This week, I’m excited to feature author Jamie Wargo. Jamie is the scribe of numerous short stories as well as a first reader as part of Sanitarium Magazine’s Faculty.
Jamie and I recently discussed her inspiration as an author as well as what writing plans are in store for her burgeoning career.
A couple icebreakers to start: when did you first decide to become a writer, and who are some of your favorite authors?
I think I’ve always wanted to write, but it wasn’t until the last few years that I actually started writing. I remember my second grade teacher handing out blank books and instructing the class to write a short story, my classmates grumbled but I couldn’t wait to get started.
As far as my favorite authors, I would have to say Stephen King has always been at the top of my list, as well as Anne Rice, HP Lovecraft, HG Wells, Poe, and way too many short fiction authors, yourself included, to list. By the way, “All the Hippies Are Dying” is great!
You’re a slush pile reader at Sanitarium Magazine. When you’re reading a story, are there certain things you’re looking for that help you determine whether you will say yes or no, or is it more of a feeling that a story inspires in you?
I guess it would be the feeling that a story inspires in me. When I’m reviewing a submission, I look for that “wow” factor. If it make me think the rest of the team really needs to see it, it’s definitely getting sent over for further review. It’s a team effort at Sanitarium but the final decision comes down to our Editor in Chief, Barry Skelhorn.
You’re currently based in my beloved home state of Ohio. Do any local landmarks or even the general Rust Belt aesthetic of the area ever creep its way into your work?
Definitely! A couple of the stories I’ve written are based on a friend’s property in Noble County, it’s in southeastern Ohio so it’s more rural than Rust Belt. I actually wrote “Residual Haunting” while on a camping trip there.The story is fictional but the house is real, and it sits on the property where we camp. I looked at the old house one night and thought, “there is a creepy ghost story in there somewhere.” I spent the next day writing on a cabin porch, thirty feet away from the actual house.
I also have a story I’m finishing up called “Coyote Ridge.” It’s another one based on that property. We found a coyote den not far from the camp site and my writer brain went “what if they aren’t normal coyotes?”
If forced to choose, which is your favorite part of the writing process: developing characters, crafting dialogue, or creating atmosphere or setting?
I would say I like to create setting. In “Residual Haunting,” the setting was a real house but I added some fictional elements and changed the layout to make it work for the atmosphere I needed. In another project, I played with the landscape, adding a dry creek bed that becomes a hazard for a character, and a forest line the characters need to get to, but it’s too far away.
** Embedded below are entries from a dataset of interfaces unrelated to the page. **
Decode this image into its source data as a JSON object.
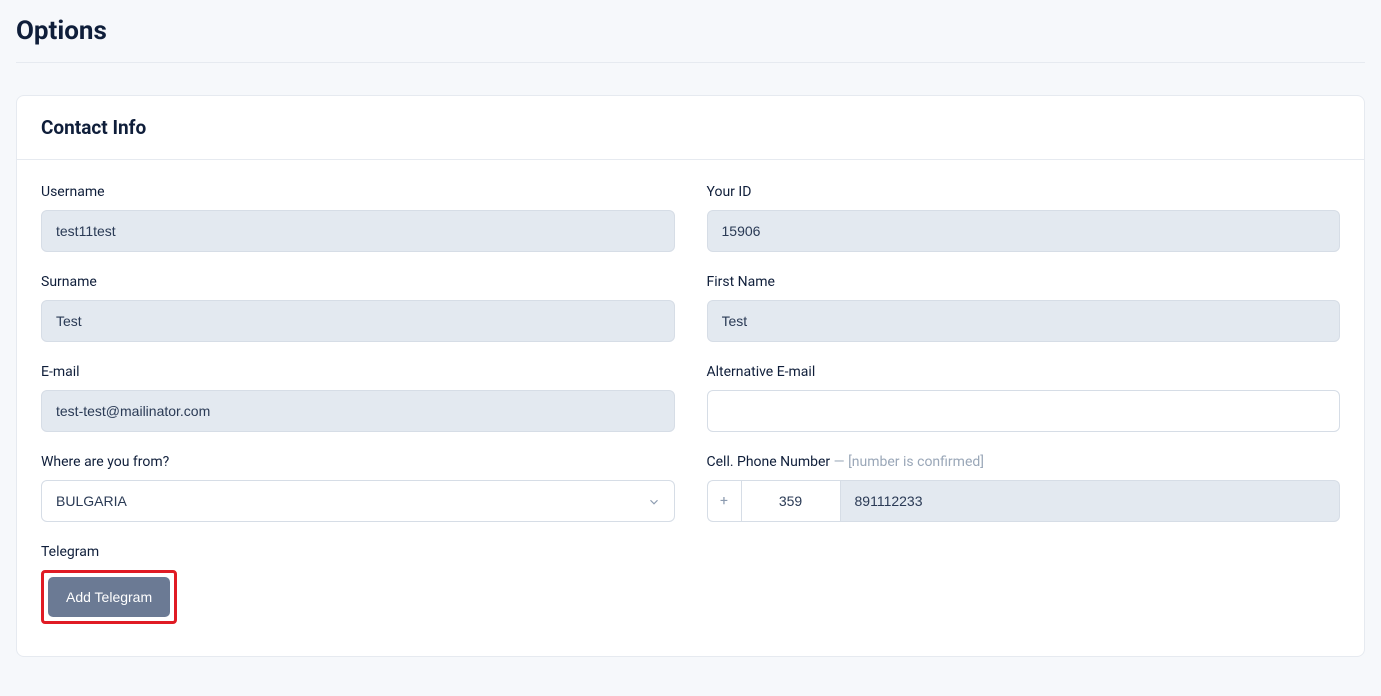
{
  "page": {
    "title": "Options"
  },
  "card": {
    "title": "Contact Info"
  },
  "labels": {
    "username": "Username",
    "your_id": "Your ID",
    "surname": "Surname",
    "first_name": "First Name",
    "email": "E-mail",
    "alt_email": "Alternative E-mail",
    "where_from": "Where are you from?",
    "cell_phone": "Cell. Phone Number",
    "cell_phone_hint": "[number is confirmed]",
    "telegram": "Telegram"
  },
  "fields": {
    "username": "test11test",
    "your_id": "15906",
    "surname": "Test",
    "first_name": "Test",
    "email": "test-test@mailinator.com",
    "alt_email": "",
    "country": "BULGARIA",
    "phone_plus": "+",
    "phone_code": "359",
    "phone_number": "891112233"
  },
  "buttons": {
    "add_telegram": "Add Telegram"
  }
}
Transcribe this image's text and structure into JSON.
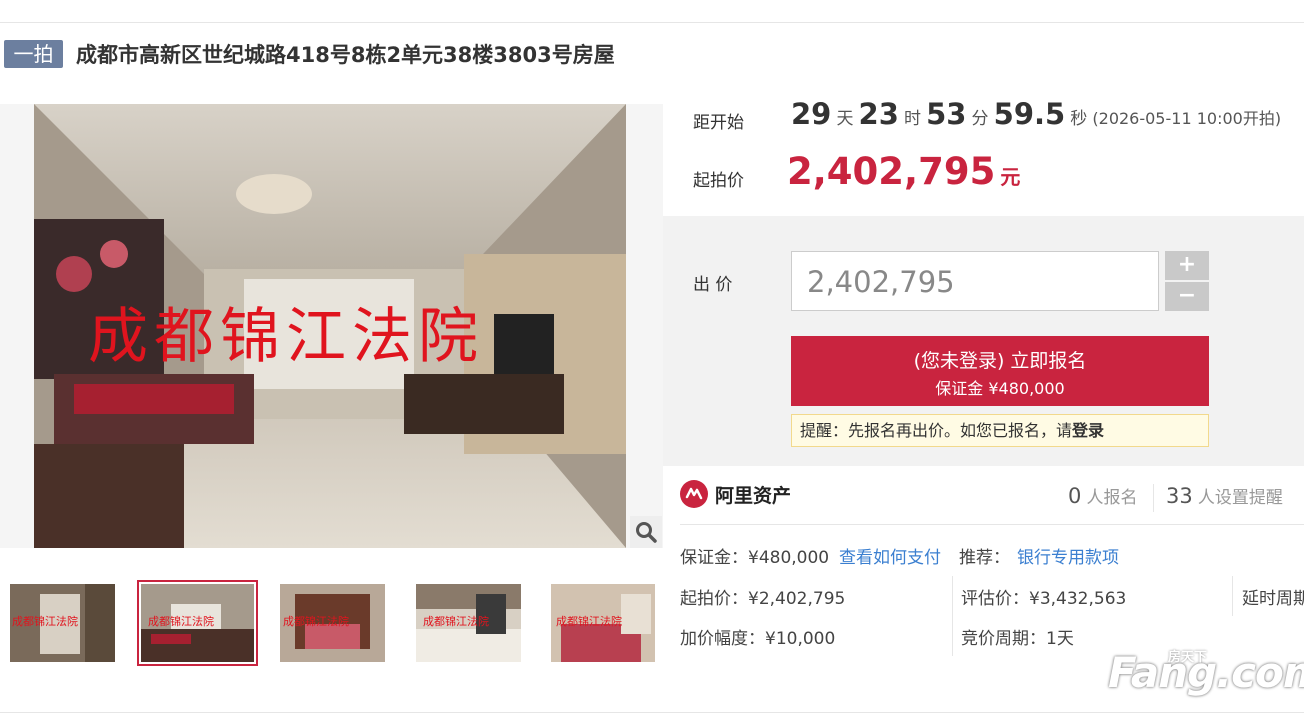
{
  "auction": {
    "badge": "一拍",
    "title": "成都市高新区世纪城路418号8栋2单元38楼3803号房屋"
  },
  "photo": {
    "watermark": "成都锦江法院",
    "thumb_watermark": "成都锦江法院"
  },
  "countdown": {
    "label": "距开始",
    "days": "29",
    "days_unit": "天",
    "hours": "23",
    "hours_unit": "时",
    "minutes": "53",
    "minutes_unit": "分",
    "seconds": "59.5",
    "seconds_unit": "秒",
    "start_note": "(2026-05-11 10:00开拍)"
  },
  "start_price": {
    "label": "起拍价",
    "value": "2,402,795",
    "unit": "元"
  },
  "bid": {
    "label": "出 价",
    "placeholder": "2,402,795",
    "plus": "+",
    "minus": "−",
    "signup_main": "(您未登录) 立即报名",
    "signup_deposit": "保证金 ¥480,000",
    "tip_prefix": "提醒：先报名再出价。如您已报名，请",
    "tip_login": "登录"
  },
  "platform": {
    "name": "阿里资产",
    "signups_count": "0",
    "signups_label": "人报名",
    "reminders_count": "33",
    "reminders_label": "人设置提醒"
  },
  "details": {
    "deposit": "保证金：¥480,000",
    "how_to_pay": "查看如何支付",
    "recommend_label": "推荐：",
    "recommend_link": "银行专用款项",
    "start_price": "起拍价：¥2,402,795",
    "appraisal": "评估价：¥3,432,563",
    "delay": "延时周期",
    "increment": "加价幅度：¥10,000",
    "cycle": "竞价周期：1天"
  },
  "logo": {
    "text": "Fang.com",
    "cn": "房天下"
  },
  "colors": {
    "accent": "#c9243f",
    "link": "#3b7fd0",
    "badge": "#6c7f9f"
  }
}
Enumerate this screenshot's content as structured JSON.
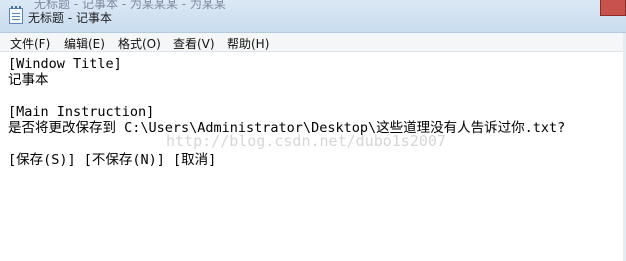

Throw in a cloudy night and an explosion, and you end up with a very intense scene.
What upcoming projects can we expect from you?
I am currently working on a couple of novellas, but I think they want to be novels so I am just along for the ride at this point. I hope to have them finished before the end of the year. I have a few short stories I’m getting ready to send out and with a little luck something will be published soon.
Where would you like to see your writing career in five years?
I would like to be writing full time, from my own lake house.. A girl can dream, can’t she? In case that doesn’t happen, I would be happy to see my work on a bookshelf, even if only a shelf in my office.